# MATERIALS PROVIDED

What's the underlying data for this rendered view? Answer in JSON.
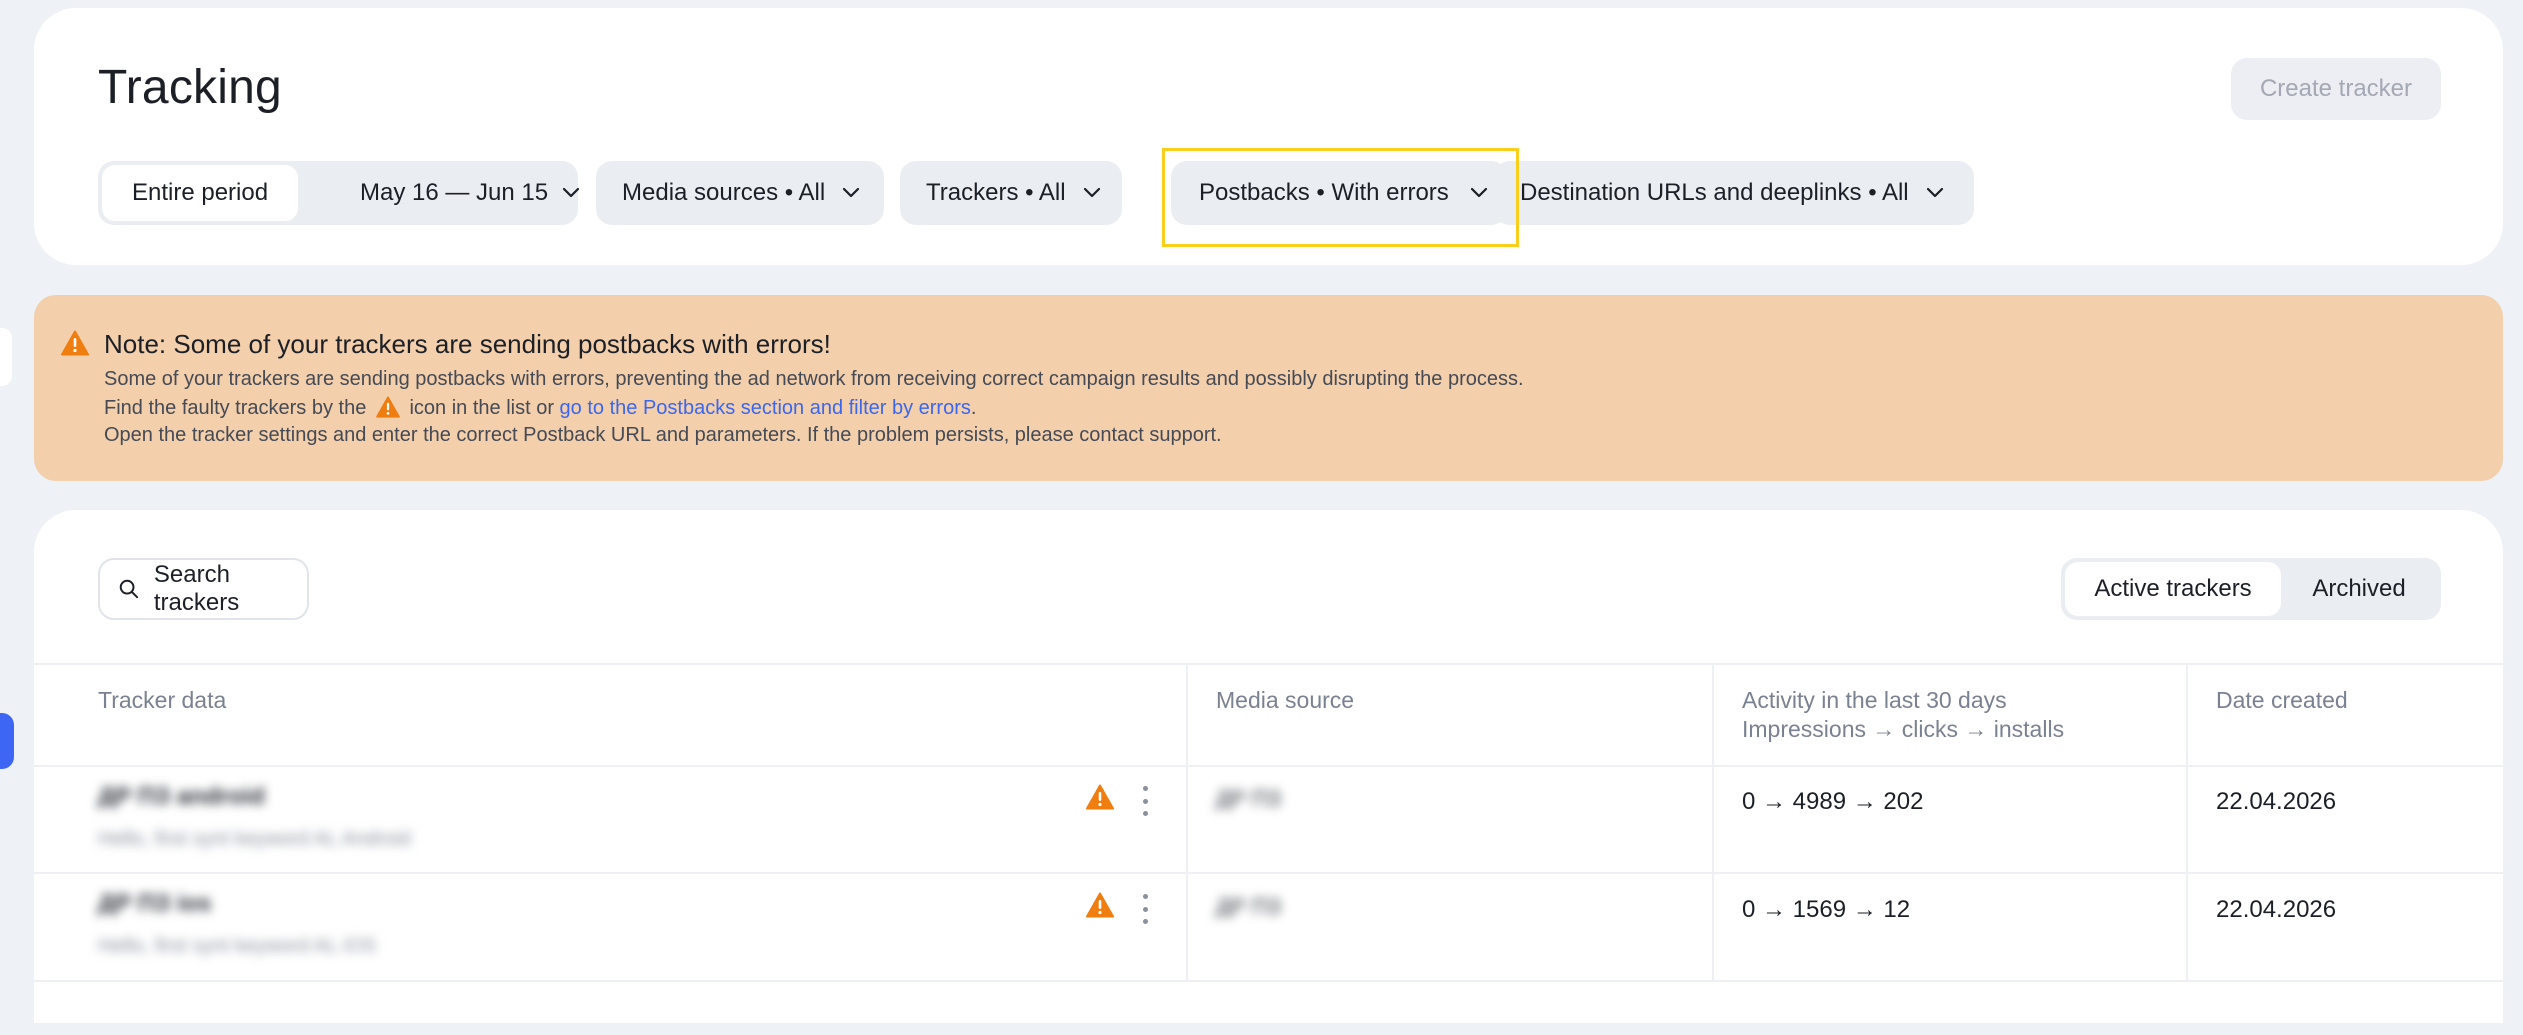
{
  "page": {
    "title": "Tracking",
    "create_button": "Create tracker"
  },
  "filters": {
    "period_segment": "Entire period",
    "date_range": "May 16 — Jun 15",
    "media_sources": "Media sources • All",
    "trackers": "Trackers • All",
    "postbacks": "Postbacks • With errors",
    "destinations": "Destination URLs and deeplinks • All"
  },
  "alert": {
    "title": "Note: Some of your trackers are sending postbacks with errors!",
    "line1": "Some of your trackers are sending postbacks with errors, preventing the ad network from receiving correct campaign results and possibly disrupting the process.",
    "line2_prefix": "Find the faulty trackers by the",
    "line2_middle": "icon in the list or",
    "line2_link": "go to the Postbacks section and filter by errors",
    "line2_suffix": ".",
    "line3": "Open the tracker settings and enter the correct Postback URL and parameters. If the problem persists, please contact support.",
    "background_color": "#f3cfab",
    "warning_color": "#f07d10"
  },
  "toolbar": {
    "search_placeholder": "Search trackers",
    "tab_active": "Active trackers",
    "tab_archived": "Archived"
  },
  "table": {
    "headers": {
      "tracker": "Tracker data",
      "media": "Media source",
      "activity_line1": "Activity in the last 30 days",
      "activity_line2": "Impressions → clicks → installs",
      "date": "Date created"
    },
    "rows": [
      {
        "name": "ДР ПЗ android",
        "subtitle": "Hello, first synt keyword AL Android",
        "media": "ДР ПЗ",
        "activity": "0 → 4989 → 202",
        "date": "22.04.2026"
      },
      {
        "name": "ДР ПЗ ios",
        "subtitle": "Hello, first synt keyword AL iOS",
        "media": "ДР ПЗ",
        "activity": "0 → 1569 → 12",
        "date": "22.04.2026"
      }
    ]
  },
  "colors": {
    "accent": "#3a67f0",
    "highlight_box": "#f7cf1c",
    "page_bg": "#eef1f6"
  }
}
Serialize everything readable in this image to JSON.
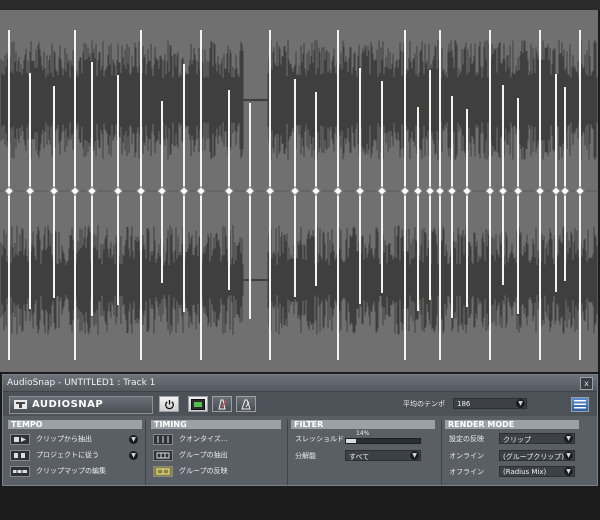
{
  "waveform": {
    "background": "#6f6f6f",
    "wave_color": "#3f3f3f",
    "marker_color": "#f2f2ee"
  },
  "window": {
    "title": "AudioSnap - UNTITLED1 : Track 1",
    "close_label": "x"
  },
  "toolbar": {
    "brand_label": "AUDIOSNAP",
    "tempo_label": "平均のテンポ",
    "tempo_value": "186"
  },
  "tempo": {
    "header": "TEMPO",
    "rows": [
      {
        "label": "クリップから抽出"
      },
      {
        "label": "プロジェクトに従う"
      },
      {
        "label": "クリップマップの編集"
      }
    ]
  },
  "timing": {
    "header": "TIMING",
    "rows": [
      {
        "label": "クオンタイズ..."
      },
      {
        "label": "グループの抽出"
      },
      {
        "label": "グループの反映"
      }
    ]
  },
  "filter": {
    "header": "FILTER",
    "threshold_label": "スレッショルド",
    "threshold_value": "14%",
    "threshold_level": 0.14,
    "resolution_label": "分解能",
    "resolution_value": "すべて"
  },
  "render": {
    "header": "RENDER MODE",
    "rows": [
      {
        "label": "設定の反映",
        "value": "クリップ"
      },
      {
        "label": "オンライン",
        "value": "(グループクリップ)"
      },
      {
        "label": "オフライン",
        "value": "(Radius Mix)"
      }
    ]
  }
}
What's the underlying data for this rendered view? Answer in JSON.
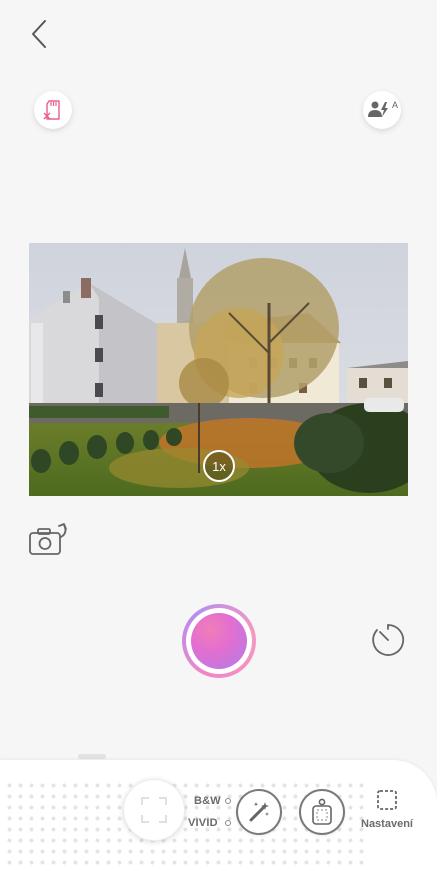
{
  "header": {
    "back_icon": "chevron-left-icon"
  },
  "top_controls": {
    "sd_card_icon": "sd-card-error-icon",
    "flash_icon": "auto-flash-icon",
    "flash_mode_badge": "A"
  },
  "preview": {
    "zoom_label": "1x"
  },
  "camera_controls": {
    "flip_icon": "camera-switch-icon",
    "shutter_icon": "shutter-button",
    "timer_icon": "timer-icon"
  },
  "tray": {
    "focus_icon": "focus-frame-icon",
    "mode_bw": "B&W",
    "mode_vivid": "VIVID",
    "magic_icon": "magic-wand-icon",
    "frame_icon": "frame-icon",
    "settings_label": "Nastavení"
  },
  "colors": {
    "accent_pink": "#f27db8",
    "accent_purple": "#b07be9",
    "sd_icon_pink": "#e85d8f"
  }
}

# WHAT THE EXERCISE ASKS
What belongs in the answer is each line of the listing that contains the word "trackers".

# RESPONSE AREA
    "trackers": "Trackers • All",
    "title": "Note: Some of your trackers are sending postbacks with errors!",
    "line1": "Some of your trackers are sending postbacks with errors, preventing the ad network from receiving correct campaign results and possibly disrupting the process.",
    "line2_prefix": "Find the faulty trackers by the",
    "search_placeholder": "Search trackers",
    "tab_active": "Active trackers",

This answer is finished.